Reform of the criminal justice system is long overdue, she said, particularly in relation to “the extreme traumatic stress and realities of violence and abuse that many girls suffer from”.
Anderson said he has seen progress in recent laws passed in states such as California and New York that provide more protections for victims of sexual and physical abuse charged with crimes. But, she said, organizations working with trafficked people are still “woefully under-resourced”.
Dolores Canales, of the advocacy group California Families to Abolish Solitary Confinement, said she was encouraged by Newsom’s decision but feared it was distracting from deep flaws in how the justice system treats child victims. of sexual abuse. Riverside County, she said, has not admitted liability.
“Yes, society says it, everyone says it, but the system has never been held accountable,” said Canales, who knew Kruzan shortly after his release from prison.
Kruzan’s pro bono legal team asked the Riverside County District Attorney’s office to review the case and possibly ask the court to overturn his conviction.
Kruzan was among 17 pardons announced Friday, many of which were for people convicted at a young age, committing drug-related crimes or both.
A pardon does not erase or erase a conviction, the governor’s office said, but can help mitigate the long-term impact on a person’s life. Three others he pardoned, for example, face deportation because of their criminal backgrounds, including one who has already been deported.
Newsom also commuted the sentences of 15 current inmates and granted a reprieve to one inmate who poses a high medical risk.
Commutations give inmates the opportunity to appear before a parole board which will decide if they are fit for release.
The Secretary of State for Corrections recommended one of the commutations, of inmate Darnell Green, based on Green’s exceptional conduct in prison after he was originally convicted of a 1997 armed robbery in which no one was ‘was injured.
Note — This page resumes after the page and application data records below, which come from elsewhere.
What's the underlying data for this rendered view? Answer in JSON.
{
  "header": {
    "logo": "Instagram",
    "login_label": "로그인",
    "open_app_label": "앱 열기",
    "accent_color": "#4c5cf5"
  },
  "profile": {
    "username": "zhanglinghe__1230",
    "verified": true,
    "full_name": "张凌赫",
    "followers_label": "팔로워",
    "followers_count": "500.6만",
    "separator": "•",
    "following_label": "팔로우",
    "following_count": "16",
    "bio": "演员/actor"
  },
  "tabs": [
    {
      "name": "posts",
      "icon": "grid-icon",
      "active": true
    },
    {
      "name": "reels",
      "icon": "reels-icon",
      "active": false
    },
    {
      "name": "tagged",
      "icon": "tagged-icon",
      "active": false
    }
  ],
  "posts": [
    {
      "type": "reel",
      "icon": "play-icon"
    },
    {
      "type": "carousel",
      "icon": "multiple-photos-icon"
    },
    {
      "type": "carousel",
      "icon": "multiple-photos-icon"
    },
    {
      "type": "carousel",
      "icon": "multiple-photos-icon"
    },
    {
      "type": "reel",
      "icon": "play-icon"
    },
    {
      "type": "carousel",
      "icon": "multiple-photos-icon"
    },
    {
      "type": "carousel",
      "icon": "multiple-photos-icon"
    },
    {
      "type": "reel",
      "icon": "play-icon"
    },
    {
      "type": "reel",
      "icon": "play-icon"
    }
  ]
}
Two others whose sentences were commuted worked as inmate firefighters.
Newsom also pardoned Pachnowski, who now lives in Maryland. He pleaded guilty in 1967 in Orange County to a misdemeanor charge of soliciting an obscene act and was sentenced to 10 days in jail and three years probation.
In his request for clemency, Pachnowski said he was having consensual “intimacy” with another man in a car in a deserted industrial area when they were caught by a security guard who “said we went to against God and nature”.
He said he pleaded guilty to avoid prosecution for a more serious charge of “sexual perversion”.
The Associated Press contributed to this report.